Work to be completed:
Whenever the string "structured" turns up in a line below, that line should be copied.

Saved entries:
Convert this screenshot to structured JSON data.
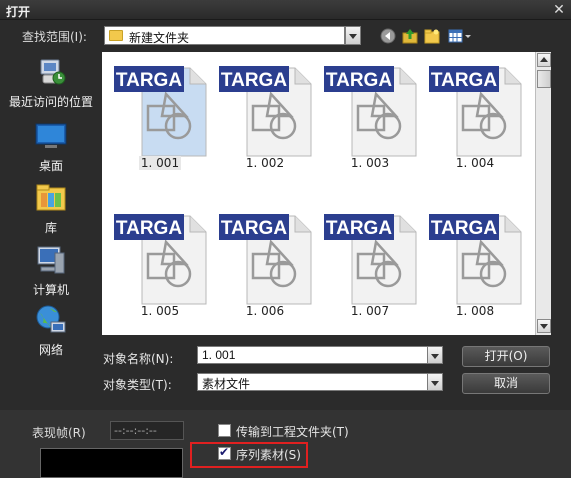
{
  "window": {
    "title": "打开"
  },
  "lookin": {
    "label": "查找范围(I):",
    "value": "新建文件夹"
  },
  "places": [
    {
      "label": "最近访问的位置",
      "icon": "recent-places-icon"
    },
    {
      "label": "桌面",
      "icon": "desktop-icon"
    },
    {
      "label": "库",
      "icon": "library-icon"
    },
    {
      "label": "计算机",
      "icon": "computer-icon"
    },
    {
      "label": "网络",
      "icon": "network-icon"
    }
  ],
  "files": [
    {
      "name": "1. 001",
      "badge": "TARGA",
      "selected": true
    },
    {
      "name": "1. 002",
      "badge": "TARGA"
    },
    {
      "name": "1. 003",
      "badge": "TARGA"
    },
    {
      "name": "1. 004",
      "badge": "TARGA"
    },
    {
      "name": "1. 005",
      "badge": "TARGA"
    },
    {
      "name": "1. 006",
      "badge": "TARGA"
    },
    {
      "name": "1. 007",
      "badge": "TARGA"
    },
    {
      "name": "1. 008",
      "badge": "TARGA"
    }
  ],
  "filename": {
    "label": "对象名称(N):",
    "value": "1. 001"
  },
  "filetype": {
    "label": "对象类型(T):",
    "value": "素材文件"
  },
  "buttons": {
    "open": "打开(O)",
    "cancel": "取消"
  },
  "frame": {
    "label": "表现帧(R)",
    "value": "--:--:--:--"
  },
  "options": {
    "transfer": {
      "label": "传输到工程文件夹(T)",
      "checked": false
    },
    "sequence": {
      "label": "序列素材(S)",
      "checked": true
    }
  },
  "colors": {
    "badge": "#2b3e8f",
    "highlight": "#e02020",
    "selected_thumb": "#c8dcf2"
  }
}
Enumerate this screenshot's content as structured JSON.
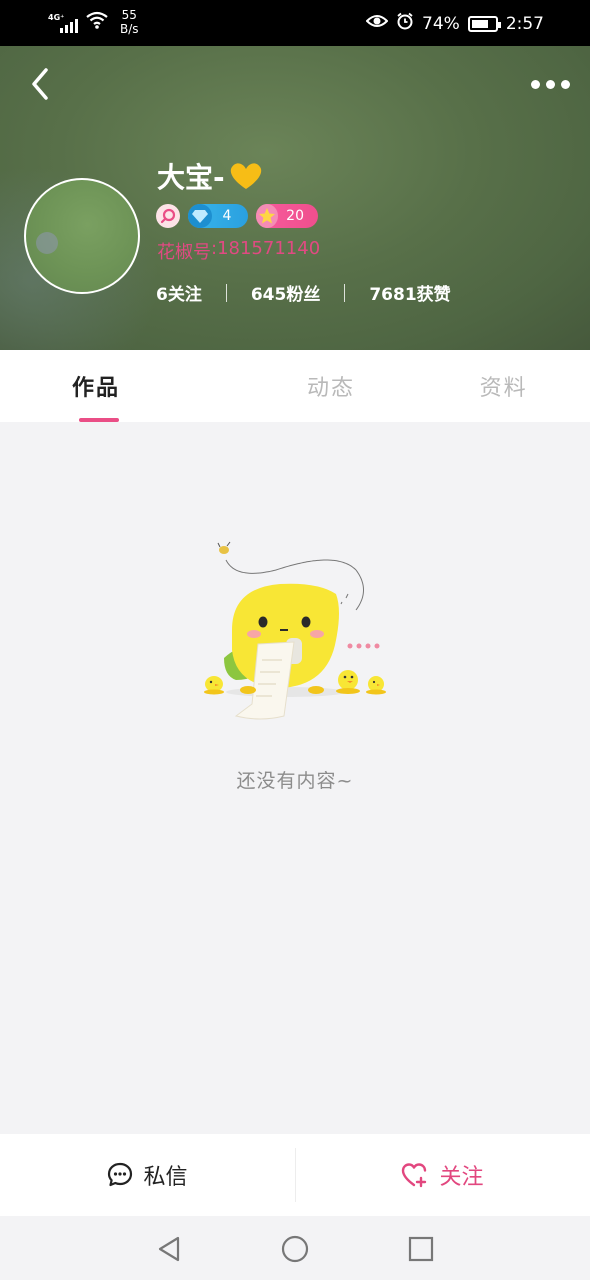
{
  "status_bar": {
    "network": "4G⁺",
    "speed_value": "55",
    "speed_unit": "B/s",
    "battery_percent": "74%",
    "battery_level": 0.74,
    "time": "2:57",
    "icons": [
      "signal-icon",
      "wifi-icon",
      "eye-icon",
      "alarm-icon",
      "battery-icon"
    ]
  },
  "profile": {
    "nickname": "大宝-",
    "nickname_emoji": "yellow-heart-icon",
    "diamond_level": "4",
    "star_level": "20",
    "id_label": "花椒号",
    "id_colon": ":",
    "id_value": "181571140",
    "following": "6关注",
    "fans": "645粉丝",
    "likes": "7681获赞"
  },
  "tabs": [
    {
      "label": "作品",
      "active": true
    },
    {
      "label": "动态",
      "active": false
    },
    {
      "label": "资料",
      "active": false
    }
  ],
  "empty_state": {
    "text": "还没有内容~"
  },
  "actions": {
    "message_label": "私信",
    "follow_label": "关注"
  },
  "colors": {
    "accent": "#e2477f",
    "id_pink": "#e04a82",
    "diamond_blue": "#2aa0e0",
    "star_pink": "#ef4f8d",
    "header_green": "#587049"
  }
}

Solution to the exercise:
Convert this screenshot to structured JSON data.
Enumerate this screenshot's content as structured JSON.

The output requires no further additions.